WORK ITEM ▸ Produce a copy of every line in the records that holds the string "sign".

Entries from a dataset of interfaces
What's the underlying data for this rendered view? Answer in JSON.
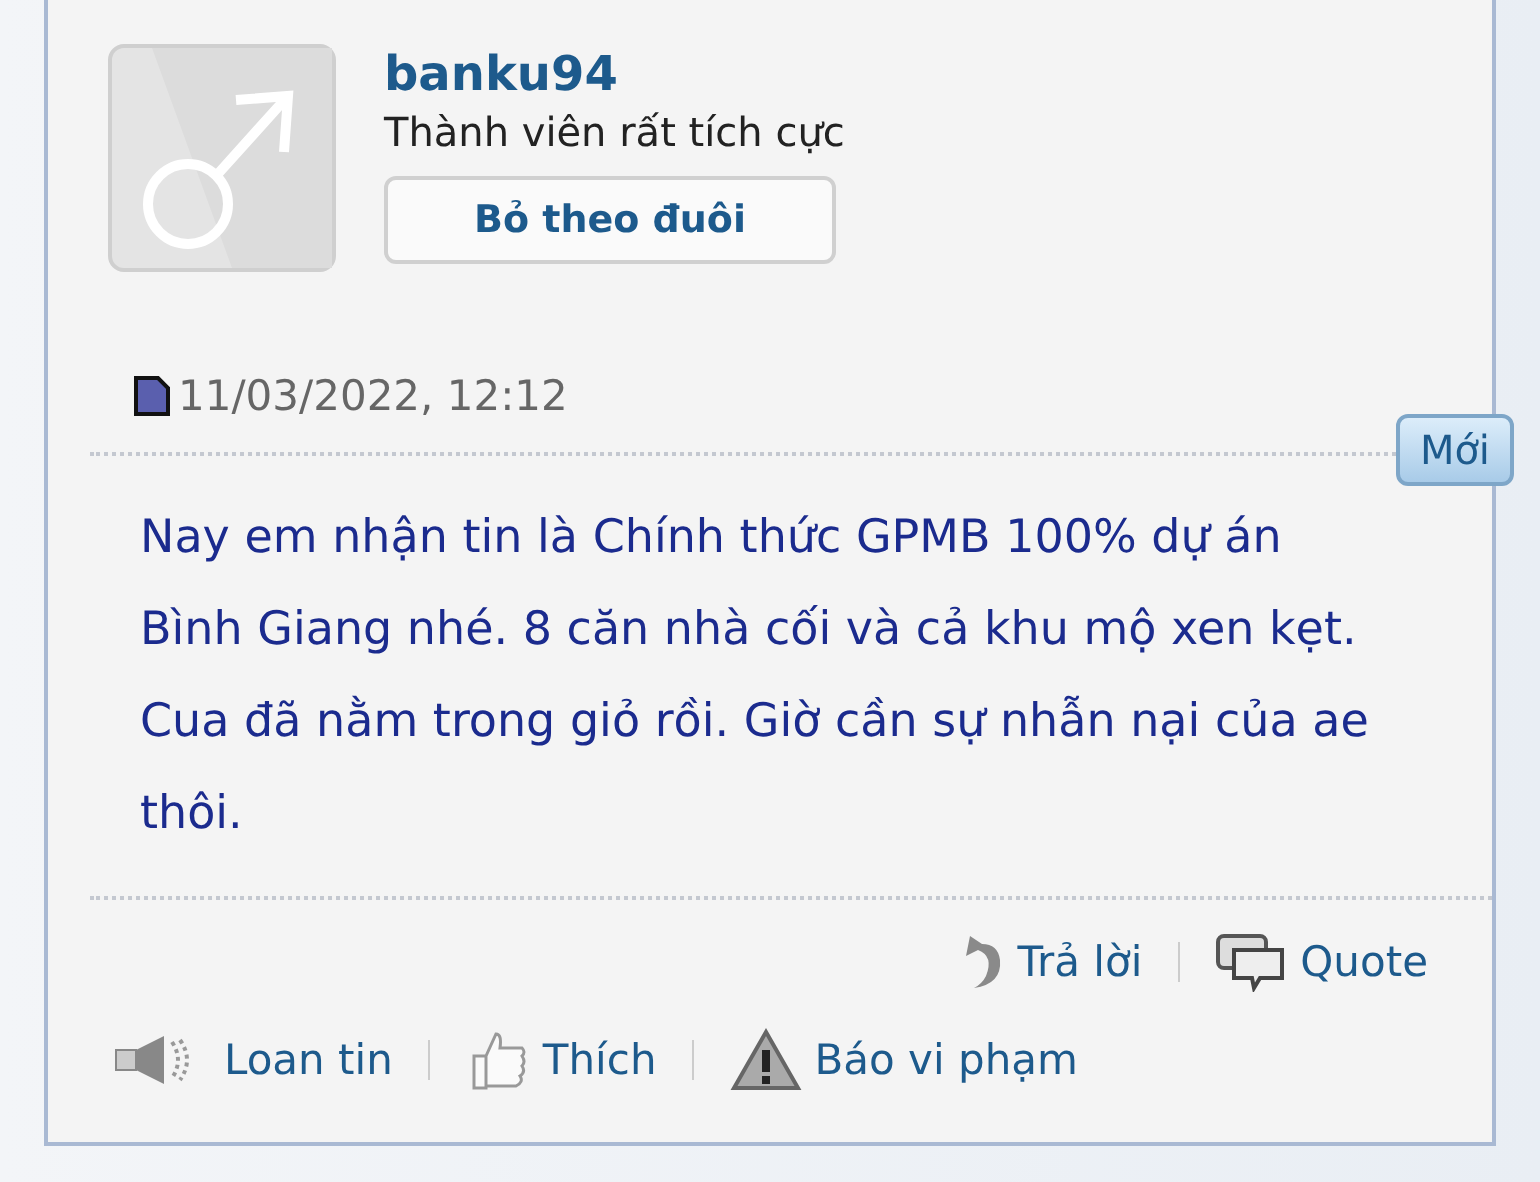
{
  "user": {
    "name": "banku94",
    "title": "Thành viên rất tích cực"
  },
  "follow_button": "Bỏ theo đuôi",
  "post": {
    "date": "11/03/2022, 12:12",
    "badge": "Mới",
    "message": "Nay em nhận tin là Chính thức GPMB 100% dự án Bình Giang nhé. 8 căn nhà cối và cả khu mộ xen kẹt. Cua đã nằm trong giỏ rồi. Giờ cần sự nhẫn nại của ae thôi."
  },
  "reply_actions": [
    {
      "kind": "reply",
      "label": "Trả lời"
    },
    {
      "kind": "quote",
      "label": "Quote"
    }
  ],
  "share_actions": [
    {
      "kind": "share",
      "label": "Loan tin"
    },
    {
      "kind": "like",
      "label": "Thích"
    },
    {
      "kind": "report",
      "label": "Báo vi phạm"
    }
  ]
}
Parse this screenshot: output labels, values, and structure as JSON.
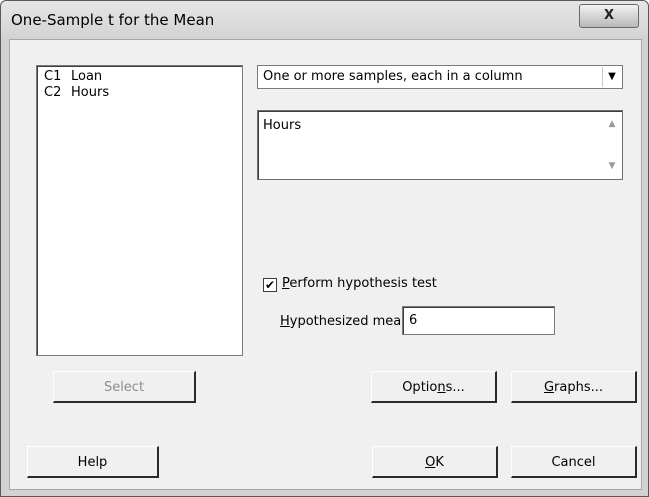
{
  "window": {
    "title": "One-Sample t for the Mean",
    "close_glyph": "X"
  },
  "variables": [
    {
      "col": "C1",
      "name": "Loan"
    },
    {
      "col": "C2",
      "name": "Hours"
    }
  ],
  "data_mode": {
    "selected": "One or more samples, each in a column"
  },
  "samples_text": "Hours",
  "hypothesis": {
    "perform_checked": true,
    "perform_label_accel": "P",
    "perform_label_rest": "erform hypothesis test",
    "mean_label_accel": "H",
    "mean_label_rest": "ypothesized mean:",
    "mean_value": "6"
  },
  "buttons": {
    "select": "Select",
    "options_pre": "Optio",
    "options_accel": "n",
    "options_post": "s...",
    "graphs_accel": "G",
    "graphs_post": "raphs...",
    "help": "Help",
    "ok_accel": "O",
    "ok_post": "K",
    "cancel": "Cancel"
  },
  "icons": {
    "close": "close-icon",
    "dropdown": "chevron-down-icon",
    "scroll_up": "scroll-up-icon",
    "scroll_down": "scroll-down-icon",
    "check": "check-icon"
  }
}
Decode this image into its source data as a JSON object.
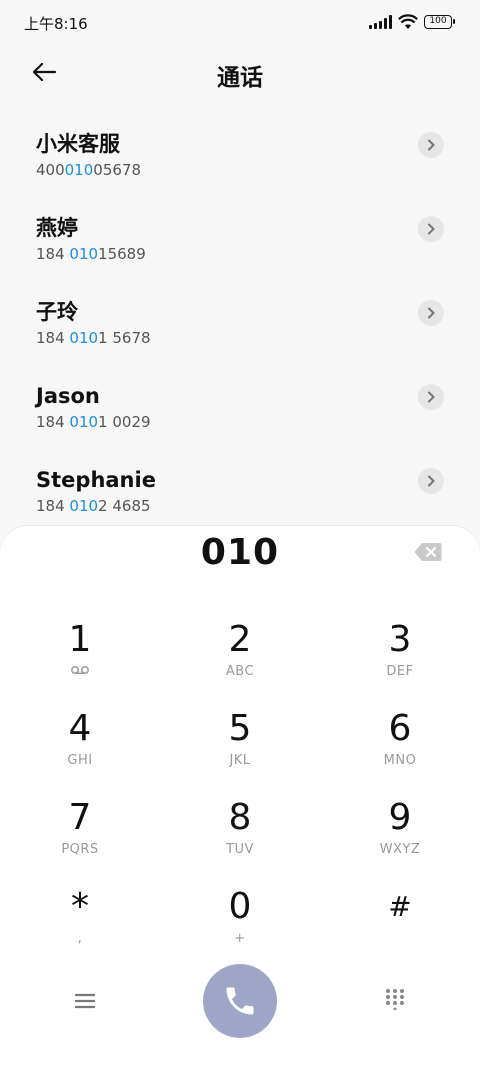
{
  "status_bar": {
    "time": "上午8:16",
    "battery": "100"
  },
  "header": {
    "title": "通话",
    "back_icon": "arrow-left-icon"
  },
  "contacts": [
    {
      "name": "小米客服",
      "number_pre": "400",
      "number_match": "010",
      "number_post": "05678"
    },
    {
      "name": "燕婷",
      "number_pre": "184 ",
      "number_match": "010",
      "number_post": "15689"
    },
    {
      "name": "子玲",
      "number_pre": "184 ",
      "number_match": "010",
      "number_post": "1 5678"
    },
    {
      "name": "Jason",
      "number_pre": "184 ",
      "number_match": "010",
      "number_post": "1 0029"
    },
    {
      "name": "Stephanie",
      "number_pre": "184 ",
      "number_match": "010",
      "number_post": "2 4685"
    }
  ],
  "dialer": {
    "input": "010",
    "keys": [
      {
        "digit": "1",
        "letters": ""
      },
      {
        "digit": "2",
        "letters": "ABC"
      },
      {
        "digit": "3",
        "letters": "DEF"
      },
      {
        "digit": "4",
        "letters": "GHI"
      },
      {
        "digit": "5",
        "letters": "JKL"
      },
      {
        "digit": "6",
        "letters": "MNO"
      },
      {
        "digit": "7",
        "letters": "PQRS"
      },
      {
        "digit": "8",
        "letters": "TUV"
      },
      {
        "digit": "9",
        "letters": "WXYZ"
      },
      {
        "digit": "*",
        "letters": ","
      },
      {
        "digit": "0",
        "letters": "+"
      },
      {
        "digit": "#",
        "letters": ""
      }
    ]
  },
  "colors": {
    "highlight": "#1a8fe0",
    "call_button": "#9ea5c6"
  }
}
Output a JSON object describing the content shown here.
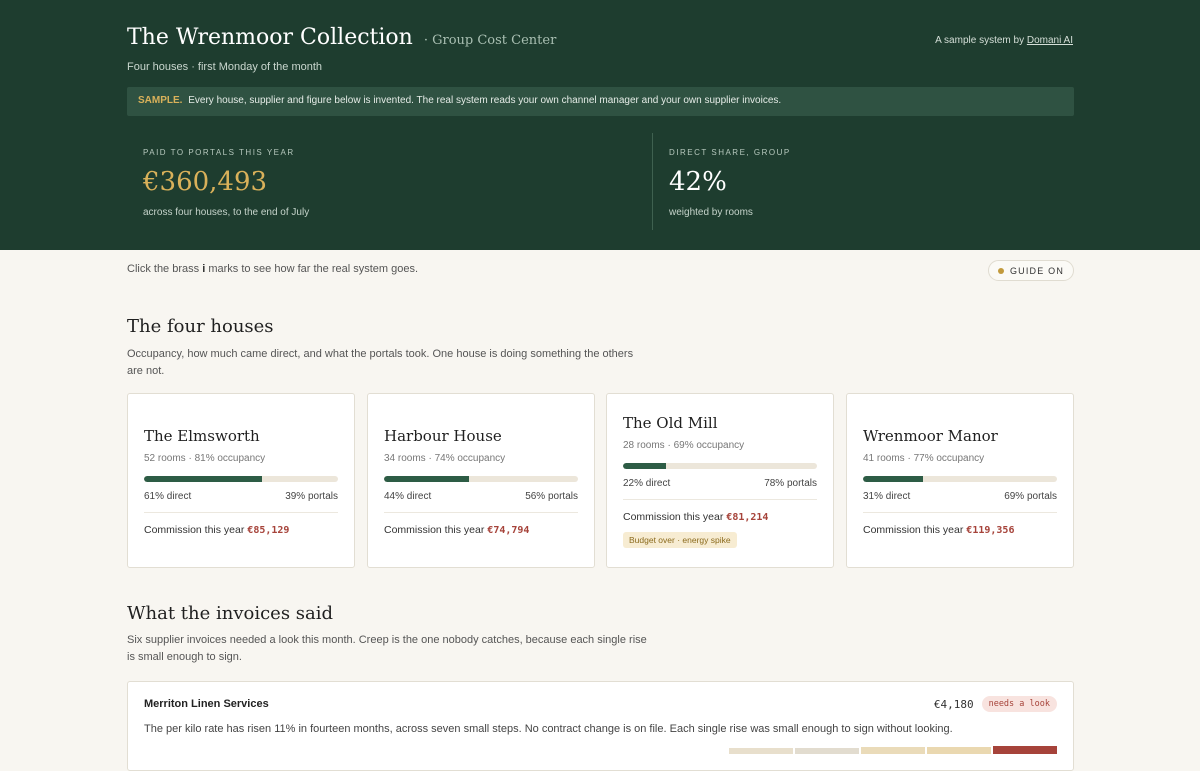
{
  "header": {
    "title": "The Wrenmoor Collection",
    "subtitle": "· Group Cost Center",
    "credit_prefix": "A sample system by",
    "credit_link": "Domani AI",
    "tagline": "Four houses · first Monday of the month"
  },
  "banner": {
    "tag": "SAMPLE.",
    "text": "Every house, supplier and figure below is invented. The real system reads your own channel manager and your own supplier invoices."
  },
  "stats": {
    "left": {
      "label": "PAID TO PORTALS THIS YEAR",
      "value": "€360,493",
      "note": "across four houses, to the end of July"
    },
    "right": {
      "label": "DIRECT SHARE, GROUP",
      "value": "42%",
      "note": "weighted by rooms"
    }
  },
  "guide": {
    "help_prefix": "Click the brass",
    "help_mark": "i",
    "help_suffix": "marks to see how far the real system goes.",
    "pill_label": "GUIDE ON"
  },
  "houses_section": {
    "title": "The four houses",
    "desc": "Occupancy, how much came direct, and what the portals took. One house is doing something the others are not."
  },
  "houses": [
    {
      "name": "The Elmsworth",
      "meta": "52 rooms · 81% occupancy",
      "direct_pct": 61,
      "direct": "61% direct",
      "portals": "39% portals",
      "commission_label": "Commission this year",
      "commission": "€85,129"
    },
    {
      "name": "Harbour House",
      "meta": "34 rooms · 74% occupancy",
      "direct_pct": 44,
      "direct": "44% direct",
      "portals": "56% portals",
      "commission_label": "Commission this year",
      "commission": "€74,794"
    },
    {
      "name": "The Old Mill",
      "meta": "28 rooms · 69% occupancy",
      "direct_pct": 22,
      "direct": "22% direct",
      "portals": "78% portals",
      "commission_label": "Commission this year",
      "commission": "€81,214",
      "flag": "Budget over · energy spike"
    },
    {
      "name": "Wrenmoor Manor",
      "meta": "41 rooms · 77% occupancy",
      "direct_pct": 31,
      "direct": "31% direct",
      "portals": "69% portals",
      "commission_label": "Commission this year",
      "commission": "€119,356"
    }
  ],
  "invoices_section": {
    "title": "What the invoices said",
    "desc": "Six supplier invoices needed a look this month. Creep is the one nobody catches, because each single rise is small enough to sign."
  },
  "invoice": {
    "supplier": "Merriton Linen Services",
    "amount": "€4,180",
    "badge": "needs a look",
    "desc": "The per kilo rate has risen 11% in fourteen months, across seven small steps. No contract change is on file. Each single rise was small enough to sign without looking."
  },
  "colors": {
    "hero_bg": "#1e3d2f",
    "accent_brass": "#d9b15a",
    "bar_fill": "#2d5c45",
    "commission_red": "#a6433a"
  }
}
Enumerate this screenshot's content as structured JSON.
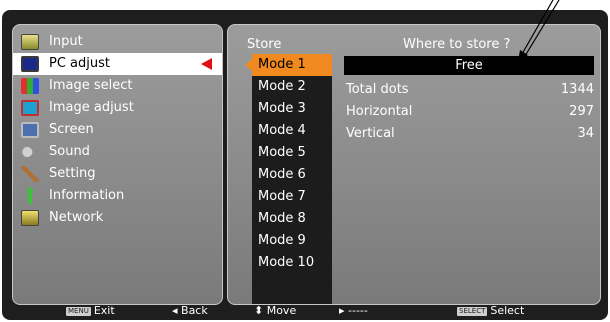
{
  "menu": {
    "items": [
      {
        "label": "Input",
        "icon": "input-icon"
      },
      {
        "label": "PC adjust",
        "icon": "pc-adjust-icon"
      },
      {
        "label": "Image select",
        "icon": "image-select-icon"
      },
      {
        "label": "Image adjust",
        "icon": "image-adjust-icon"
      },
      {
        "label": "Screen",
        "icon": "screen-icon"
      },
      {
        "label": "Sound",
        "icon": "sound-icon"
      },
      {
        "label": "Setting",
        "icon": "setting-icon"
      },
      {
        "label": "Information",
        "icon": "information-icon"
      },
      {
        "label": "Network",
        "icon": "network-icon"
      }
    ],
    "selected_index": 1
  },
  "store": {
    "title": "Store",
    "where_label": "Where to store ?",
    "modes": [
      "Mode 1",
      "Mode 2",
      "Mode 3",
      "Mode 4",
      "Mode 5",
      "Mode 6",
      "Mode 7",
      "Mode 8",
      "Mode 9",
      "Mode 10"
    ],
    "selected_mode_index": 0,
    "free_label": "Free",
    "info": {
      "total_dots_label": "Total dots",
      "total_dots_value": "1344",
      "horizontal_label": "Horizontal",
      "horizontal_value": "297",
      "vertical_label": "Vertical",
      "vertical_value": "34"
    }
  },
  "footer": {
    "menu_key": "MENU",
    "exit": "Exit",
    "back": "◂ Back",
    "move": "⬍ Move",
    "dash": "▸ -----",
    "select_key": "SELECT",
    "select": "Select"
  },
  "colors": {
    "accent": "#f08a20",
    "pointer": "#e01010",
    "panel": "#8a8a8a",
    "frame": "#1e1e1e"
  }
}
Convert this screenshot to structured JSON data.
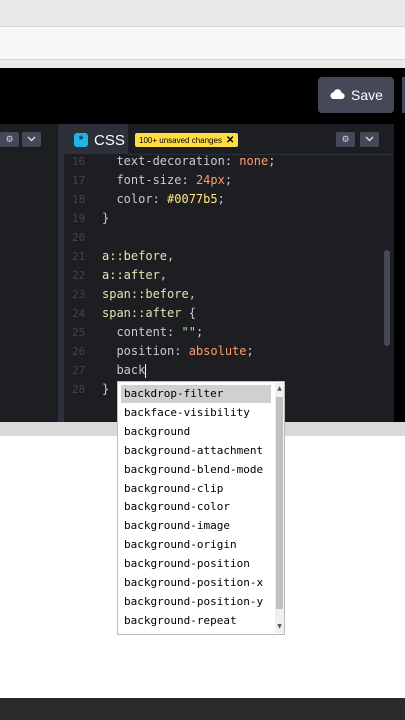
{
  "header": {
    "save_label": "Save",
    "save_icon": "cloud-icon"
  },
  "css_panel": {
    "tab_label": "CSS",
    "logo_glyph": "*",
    "unsaved_badge": "100+ unsaved changes",
    "unsaved_close": "✕"
  },
  "editor": {
    "lines": [
      {
        "num": "16",
        "parts": [
          {
            "cls": "prop",
            "t": "  text-decoration"
          },
          {
            "cls": "punc",
            "t": ": "
          },
          {
            "cls": "val",
            "t": "none"
          },
          {
            "cls": "punc",
            "t": ";"
          }
        ]
      },
      {
        "num": "17",
        "parts": [
          {
            "cls": "prop",
            "t": "  font-size"
          },
          {
            "cls": "punc",
            "t": ": "
          },
          {
            "cls": "val",
            "t": "24px"
          },
          {
            "cls": "punc",
            "t": ";"
          }
        ]
      },
      {
        "num": "18",
        "parts": [
          {
            "cls": "prop",
            "t": "  color"
          },
          {
            "cls": "punc",
            "t": ": "
          },
          {
            "cls": "hex",
            "t": "#0077b5"
          },
          {
            "cls": "punc",
            "t": ";"
          }
        ]
      },
      {
        "num": "19",
        "parts": [
          {
            "cls": "punc",
            "t": "}"
          }
        ]
      },
      {
        "num": "20",
        "parts": []
      },
      {
        "num": "21",
        "parts": [
          {
            "cls": "sel",
            "t": "a::before"
          },
          {
            "cls": "punc",
            "t": ","
          }
        ]
      },
      {
        "num": "22",
        "parts": [
          {
            "cls": "sel",
            "t": "a::after"
          },
          {
            "cls": "punc",
            "t": ","
          }
        ]
      },
      {
        "num": "23",
        "parts": [
          {
            "cls": "sel",
            "t": "span::before"
          },
          {
            "cls": "punc",
            "t": ","
          }
        ]
      },
      {
        "num": "24",
        "parts": [
          {
            "cls": "sel",
            "t": "span::after"
          },
          {
            "cls": "punc",
            "t": " {"
          }
        ]
      },
      {
        "num": "25",
        "parts": [
          {
            "cls": "prop",
            "t": "  content"
          },
          {
            "cls": "punc",
            "t": ": "
          },
          {
            "cls": "str",
            "t": "\"\""
          },
          {
            "cls": "punc",
            "t": ";"
          }
        ]
      },
      {
        "num": "26",
        "parts": [
          {
            "cls": "prop",
            "t": "  position"
          },
          {
            "cls": "punc",
            "t": ": "
          },
          {
            "cls": "val",
            "t": "absolute"
          },
          {
            "cls": "punc",
            "t": ";"
          }
        ]
      },
      {
        "num": "27",
        "parts": [
          {
            "cls": "prop",
            "t": "  back"
          }
        ],
        "cursor": true
      },
      {
        "num": "28",
        "parts": [
          {
            "cls": "punc",
            "t": "}"
          }
        ]
      }
    ]
  },
  "autocomplete": {
    "items": [
      "backdrop-filter",
      "backface-visibility",
      "background",
      "background-attachment",
      "background-blend-mode",
      "background-clip",
      "background-color",
      "background-image",
      "background-origin",
      "background-position",
      "background-position-x",
      "background-position-y",
      "background-repeat"
    ],
    "selected_index": 0
  },
  "colors": {
    "editor_bg": "#1d1e22",
    "accent_yellow": "#ffdd40",
    "css_blue": "#1fb3e6",
    "button_gray": "#444857"
  }
}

RESPONSE TO THE TASK ▸
    "desc": "Six supplier invoices needed a look this month. Creep is the one nobody catches, because each single rise is small enough to sign."
    "desc": "The per kilo rate has risen 11% in fourteen months, across seven small steps. No contract change is on file. Each single rise was small enough to sign without looking."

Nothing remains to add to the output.